As much as your kids may promise to love you forever and tell you what a ‘cool’ parent you would be if you did provide the alcohol, you must remember the risks involved. Although you may want to be best friends with your teenager, kids get the opportunity to have many friends but they only have one set of parents. Make sure that you carry out the responsibility, even if it makes you unpopular.
Allowing your teenager alcohol at home can worsen the situation. Many parents believe that allowing their kids to drink alcohol with a meal in a family setting will help demystify alcohol, thus making them less likely to drink dangerously at teenage parties. Research has shown that this is not necessarily correct. Teens can think that allowing them to drink in the home is tacit approval of alcohol, lowering the barriers for them to drink alcohol in other environments.
- Communicate. Explain why you want an alcohol-free party. Tell them about the range of risks involved and your concerns about their physical, psychological and social health and if appropriate, make sure they understand your legal obligations. They may not agree with your views on the matter but they need to understand why you have created the rules that exist in your home.
- Don’t be afraid to say ‘no’. Your child learns more from one word than almost any other – ‘no’. Unfortunately too many parents fear that saying ‘no’ to their child will make them unpopular. Remember, your child has lots of opportunities to make friends; they only have one set of parents.
- Challenge unfound statements. If your child tells you that you are the ‘only Mum who won’t allow us to have alcohol at a party’ – make sure you do not let this statement go unchallenged. Most parents do not support providing alcohol for underage parties. If your teenager insists that this is the truth, let them provide some proof. Give them a piece of paper and a pen and ask them to supply names and phone numbers of five parents who do provide alcohol.
- Talk to other parents. Make sure other parents know your views on putting on a teenage party and providing alcohol. If you believe that it is not appropriate, you will probably be pleasantly surprised as to how many parents agree with your stance. If parents have differing viewpoints, that is their right, but let them know your reasons and make it clear that you do not want your child to drink at this stage in their life.
- Develop a plan with your child. It is extremely important that your child understands the responsibility you are undertaking holding a teenage party. Sit down with them and develop a ‘risk assessment plan’, which clearly outlines all of the things that could go wrong through the night, firstly for a party that is alcohol-free, and then where alcohol is present. For every risk that is identified, get your child to develop an appropriate response. Hopefully it will become abundantly clear to them that even an alcohol-free party can be risky, adding alcohol to the mix is highly problematic.

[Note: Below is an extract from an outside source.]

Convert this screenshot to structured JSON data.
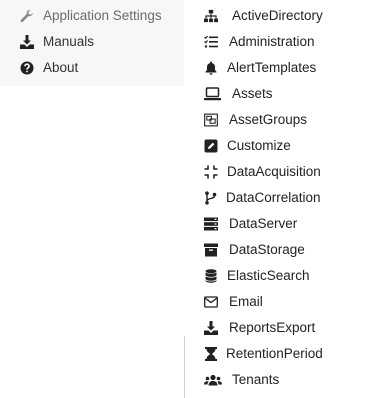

- Be aware of your legal obligations should you provide alcohol at your teenager’s party.
- For more information on alcohol, teenage parties and the law download this factsheet